Known as the setting of a Michael Jackson video clip in the late 1990s, Santa Marta is Rio's best known favela, a hillside community perched between Sugarloaf and a colossal Christ the Redeemer.
With doors open even to foreign tourists, its been a showcase since 2008 when Rio began embedding police pacification units in poor communities to wrest them from drug lords and armed gangs.
But a decade on, things are changing.
Last month, a bronze statue of the "king of pop," the pride of Santa Marta, appeared with a rifle slung around its neck.
The ominous image showed who was back in charge.
Since then, there have been at least six shootings and one policeman wounded.
Once a model of pacification, Santa Marta has now become a symbol of decline and the uncertainties facing the 1.5 million people -- a quarter of Rio's population -- who live in favelas.
The strategy for restoring order in Rio's most impoverished neighborhoods was born a decade ago with a view to the 2014 World Cub and the 2016 Olympics.
The state government decided the way to go was to install so-called Police Pacification Units inside the "favelas."
Some 9,500 police have been deployed in 38 communities under the program. Accusations of abuses have accumulated since 2013, but the program nevertheless allowed Santa Maria to go six years without a shot being fired.
It was visited by the likes of Madonna and former US vice president Joe Biden.
And it had all the ingredients for success: only 5,000 inhabitants, a border on Rio's wealthy Botafogo district, and the support of strong community leaders.
Once the mega sporting events were over, however, Rio was left mired in budget woes and with police pay in arrears, causing security to deteriorate.
"Santa Marta is no longer pacified. They say it is a pacified favela, but we no longer have peace. At any moment there could be a shooting," says 'Ze' Mario Hilario, the embattled 57-year-old president of the neighborhood association.
Though the violence in the favelas on Rio's outer periphery is far worse -- with daily gunbattles and a rising toll of casualties from stray bullets -- the tension in Santa Maria is palpable.
Hardly anyone dares to speak out, for fear of reprisals. "Here it's better to say 'I don't know, I did not see,'" says a woman waiting in line at a beauty salon.

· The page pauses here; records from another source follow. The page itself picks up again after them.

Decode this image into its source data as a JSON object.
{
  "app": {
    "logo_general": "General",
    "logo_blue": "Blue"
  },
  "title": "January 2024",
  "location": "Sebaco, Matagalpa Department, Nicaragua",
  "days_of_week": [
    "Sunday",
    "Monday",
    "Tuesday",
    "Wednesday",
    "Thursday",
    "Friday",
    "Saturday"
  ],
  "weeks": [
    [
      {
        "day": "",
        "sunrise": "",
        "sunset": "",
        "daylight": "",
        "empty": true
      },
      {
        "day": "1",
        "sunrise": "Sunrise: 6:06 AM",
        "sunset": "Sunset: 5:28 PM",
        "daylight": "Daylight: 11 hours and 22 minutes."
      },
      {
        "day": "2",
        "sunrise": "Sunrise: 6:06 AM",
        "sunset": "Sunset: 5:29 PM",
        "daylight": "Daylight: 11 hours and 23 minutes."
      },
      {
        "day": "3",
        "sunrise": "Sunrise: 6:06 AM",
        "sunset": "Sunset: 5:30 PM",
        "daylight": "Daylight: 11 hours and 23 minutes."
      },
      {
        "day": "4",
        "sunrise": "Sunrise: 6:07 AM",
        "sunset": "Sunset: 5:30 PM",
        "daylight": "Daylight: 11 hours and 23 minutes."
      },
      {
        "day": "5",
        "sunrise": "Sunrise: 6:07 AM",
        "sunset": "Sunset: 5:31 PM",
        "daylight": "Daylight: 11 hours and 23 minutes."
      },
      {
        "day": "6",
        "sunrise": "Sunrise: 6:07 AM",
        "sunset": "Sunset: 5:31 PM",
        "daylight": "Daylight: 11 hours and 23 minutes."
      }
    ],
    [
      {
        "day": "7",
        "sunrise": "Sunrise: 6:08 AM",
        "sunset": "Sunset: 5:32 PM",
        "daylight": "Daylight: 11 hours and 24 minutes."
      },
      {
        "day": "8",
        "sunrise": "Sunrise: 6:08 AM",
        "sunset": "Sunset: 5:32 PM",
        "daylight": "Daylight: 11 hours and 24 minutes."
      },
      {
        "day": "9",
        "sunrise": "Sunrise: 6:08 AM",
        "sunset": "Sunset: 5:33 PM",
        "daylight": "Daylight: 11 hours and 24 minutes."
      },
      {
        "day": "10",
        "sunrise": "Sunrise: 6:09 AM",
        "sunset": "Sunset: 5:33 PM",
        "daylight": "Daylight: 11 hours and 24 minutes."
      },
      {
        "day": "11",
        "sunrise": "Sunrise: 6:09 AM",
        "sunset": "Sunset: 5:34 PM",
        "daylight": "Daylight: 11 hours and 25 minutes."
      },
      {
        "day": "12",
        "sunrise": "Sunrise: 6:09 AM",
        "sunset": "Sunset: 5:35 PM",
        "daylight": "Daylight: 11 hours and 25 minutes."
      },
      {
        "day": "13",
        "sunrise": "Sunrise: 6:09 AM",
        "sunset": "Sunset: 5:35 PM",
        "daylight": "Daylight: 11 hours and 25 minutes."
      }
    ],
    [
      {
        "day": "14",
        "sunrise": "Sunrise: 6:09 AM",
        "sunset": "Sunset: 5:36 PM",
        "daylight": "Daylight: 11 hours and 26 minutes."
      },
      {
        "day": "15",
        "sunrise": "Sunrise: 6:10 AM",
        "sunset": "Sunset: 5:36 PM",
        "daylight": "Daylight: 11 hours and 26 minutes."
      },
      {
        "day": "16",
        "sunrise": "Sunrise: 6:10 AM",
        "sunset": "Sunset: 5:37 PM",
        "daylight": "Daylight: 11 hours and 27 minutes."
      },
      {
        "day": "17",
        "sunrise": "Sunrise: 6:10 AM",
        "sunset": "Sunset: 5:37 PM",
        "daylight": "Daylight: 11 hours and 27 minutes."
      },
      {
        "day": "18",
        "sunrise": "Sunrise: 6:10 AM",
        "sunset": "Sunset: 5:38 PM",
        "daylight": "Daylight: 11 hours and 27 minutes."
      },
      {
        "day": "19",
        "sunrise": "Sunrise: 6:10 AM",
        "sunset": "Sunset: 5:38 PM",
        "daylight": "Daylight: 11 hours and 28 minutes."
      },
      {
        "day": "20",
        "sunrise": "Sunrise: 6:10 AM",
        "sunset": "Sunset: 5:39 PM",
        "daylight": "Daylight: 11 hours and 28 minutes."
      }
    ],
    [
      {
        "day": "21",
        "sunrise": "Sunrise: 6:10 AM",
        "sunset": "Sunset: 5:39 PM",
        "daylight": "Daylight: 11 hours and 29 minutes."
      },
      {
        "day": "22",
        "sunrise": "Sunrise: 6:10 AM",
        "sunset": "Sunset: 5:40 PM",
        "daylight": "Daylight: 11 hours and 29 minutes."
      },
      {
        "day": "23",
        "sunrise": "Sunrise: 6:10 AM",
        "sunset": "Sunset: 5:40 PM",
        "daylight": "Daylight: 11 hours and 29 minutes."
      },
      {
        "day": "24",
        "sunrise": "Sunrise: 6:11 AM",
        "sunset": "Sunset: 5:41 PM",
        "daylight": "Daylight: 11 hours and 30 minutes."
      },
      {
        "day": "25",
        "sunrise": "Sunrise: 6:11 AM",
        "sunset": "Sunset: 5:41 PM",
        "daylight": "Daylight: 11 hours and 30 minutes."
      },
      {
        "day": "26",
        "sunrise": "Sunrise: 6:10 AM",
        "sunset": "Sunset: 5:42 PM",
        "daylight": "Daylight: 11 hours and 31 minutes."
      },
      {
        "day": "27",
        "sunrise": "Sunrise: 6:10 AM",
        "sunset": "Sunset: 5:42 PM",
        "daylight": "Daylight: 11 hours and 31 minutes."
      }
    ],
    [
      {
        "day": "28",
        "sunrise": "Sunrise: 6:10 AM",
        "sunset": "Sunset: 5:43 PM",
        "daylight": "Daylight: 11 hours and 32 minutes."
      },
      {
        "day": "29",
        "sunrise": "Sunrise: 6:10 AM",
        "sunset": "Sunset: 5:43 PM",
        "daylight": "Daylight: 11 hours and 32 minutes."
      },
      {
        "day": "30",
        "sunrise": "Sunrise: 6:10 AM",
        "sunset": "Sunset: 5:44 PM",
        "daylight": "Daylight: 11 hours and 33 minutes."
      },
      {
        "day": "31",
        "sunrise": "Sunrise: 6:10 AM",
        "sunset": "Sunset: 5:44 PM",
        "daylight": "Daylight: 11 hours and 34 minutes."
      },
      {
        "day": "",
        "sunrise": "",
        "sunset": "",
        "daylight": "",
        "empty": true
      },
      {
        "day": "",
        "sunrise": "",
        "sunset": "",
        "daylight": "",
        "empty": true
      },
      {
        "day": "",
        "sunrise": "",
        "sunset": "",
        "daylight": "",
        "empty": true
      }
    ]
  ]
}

The official figures are hair-raising: in the first three months of this year there were 623 shooting incidents in the "pacified" favelas, or seven a day.
With more than 100 police officers assassinated this year, eight of them in the police pacification units, Rio's public security department no longer allows journalists to visit the units or interview the agents, not even in Santa Maria.
One way to visit them is by taking the "Rio Top Tour," an initiative launched in 2010 by local residents.
A cable car takes visitors up the hillside, past a living postcard of colorful hand-built houses with million dollar views of Christ the Redeemer and Sugar Loaf.
The last stop is at the summit, where a police pacification unit is stationed. Agents go in and out of the station, past what appears to be an abandoned guard house.
Lower down the hill, at the Michael Jackson plaza, five police officers in bullet-proof vests and rifles guard the statue. Just before sundown, only one Brazilian visitor takes the cable car up the hill.
"With everything that is going down in the favelas, I imagine that the tourists are wary," says Andrea Miranda, who sells souvenirs in the plaza.
Minutes later, the statistics come exploding to life: three or four shots ring out -- loud, and very close.
Drug traffickers have been trying to reassert control over the favelas since 2013, taking advantage of police scandals, like the disappearance of a bricklayer, Amarild Dias arrested by police in Rocinha, another favela.
In August, Rio's public security department announced it was withdrawing 3,000 police from the pacification units to reinforce patrols in metropolitan areas where 86 percent of the crime is concentrated.
Security Secretary Roberto Sa pledged, however, not to dismantle the police pacification units "as long as I am secretary."
Sixty percent of favelas with a police pacification unit want them to stay, even though most believe they have failed, according to a study by the Center for Studies on Security and Citizenship.
Silvia Ramos, a coordinator of the study, regrets that the police pacification units weren't accompanied by social programs.
"I don't want to say that the pacification project is a failure, because it might then be abandoned. And if it is abandoned, the message we would be sending is: turn the favelas over to the armed gangs and let's keep Rio for the rich. That would be a dark moment," she said.
Ze Mario still has hopes and refuses to accept that the song Michael Jackson recorded in 1996 is still valid today: "They don't care about us."